Required action: When you restate the records, do so word for word and omit any picture they contain.

──────

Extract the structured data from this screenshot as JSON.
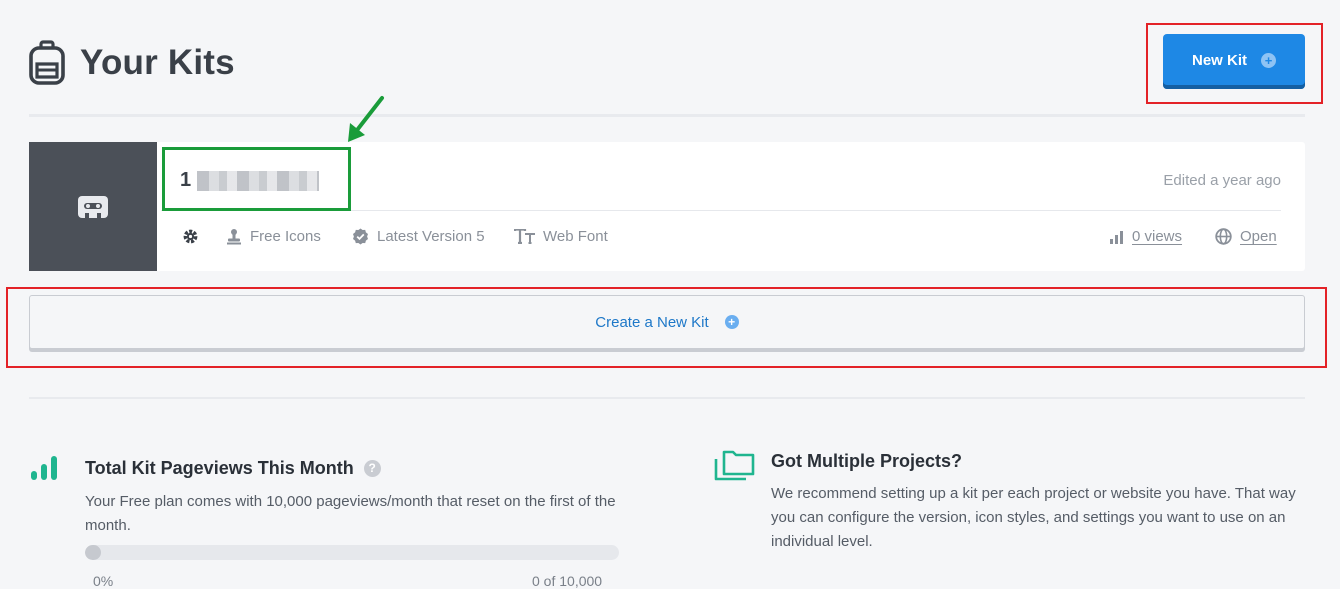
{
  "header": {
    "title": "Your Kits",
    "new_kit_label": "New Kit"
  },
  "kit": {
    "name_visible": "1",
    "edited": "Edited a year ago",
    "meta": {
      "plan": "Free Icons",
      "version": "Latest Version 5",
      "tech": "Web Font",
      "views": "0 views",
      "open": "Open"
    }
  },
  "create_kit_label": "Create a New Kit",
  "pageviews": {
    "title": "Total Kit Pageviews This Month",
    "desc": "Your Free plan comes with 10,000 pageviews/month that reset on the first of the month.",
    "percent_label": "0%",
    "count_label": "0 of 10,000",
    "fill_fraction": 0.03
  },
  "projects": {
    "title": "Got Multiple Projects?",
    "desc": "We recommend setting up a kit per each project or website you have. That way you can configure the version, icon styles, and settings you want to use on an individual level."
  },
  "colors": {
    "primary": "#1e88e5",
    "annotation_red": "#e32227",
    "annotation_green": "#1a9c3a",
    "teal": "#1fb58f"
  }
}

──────

Final answer:
Extract the structured data from this screenshot as JSON.
{
  "header": {
    "title": "Your Kits",
    "new_kit_label": "New Kit"
  },
  "kit": {
    "name_visible": "1",
    "edited": "Edited a year ago",
    "meta": {
      "plan": "Free Icons",
      "version": "Latest Version 5",
      "tech": "Web Font",
      "views": "0 views",
      "open": "Open"
    }
  },
  "create_kit_label": "Create a New Kit",
  "pageviews": {
    "title": "Total Kit Pageviews This Month",
    "desc": "Your Free plan comes with 10,000 pageviews/month that reset on the first of the month.",
    "percent_label": "0%",
    "count_label": "0 of 10,000",
    "fill_fraction": 0.03
  },
  "projects": {
    "title": "Got Multiple Projects?",
    "desc": "We recommend setting up a kit per each project or website you have. That way you can configure the version, icon styles, and settings you want to use on an individual level."
  },
  "colors": {
    "primary": "#1e88e5",
    "annotation_red": "#e32227",
    "annotation_green": "#1a9c3a",
    "teal": "#1fb58f"
  }
}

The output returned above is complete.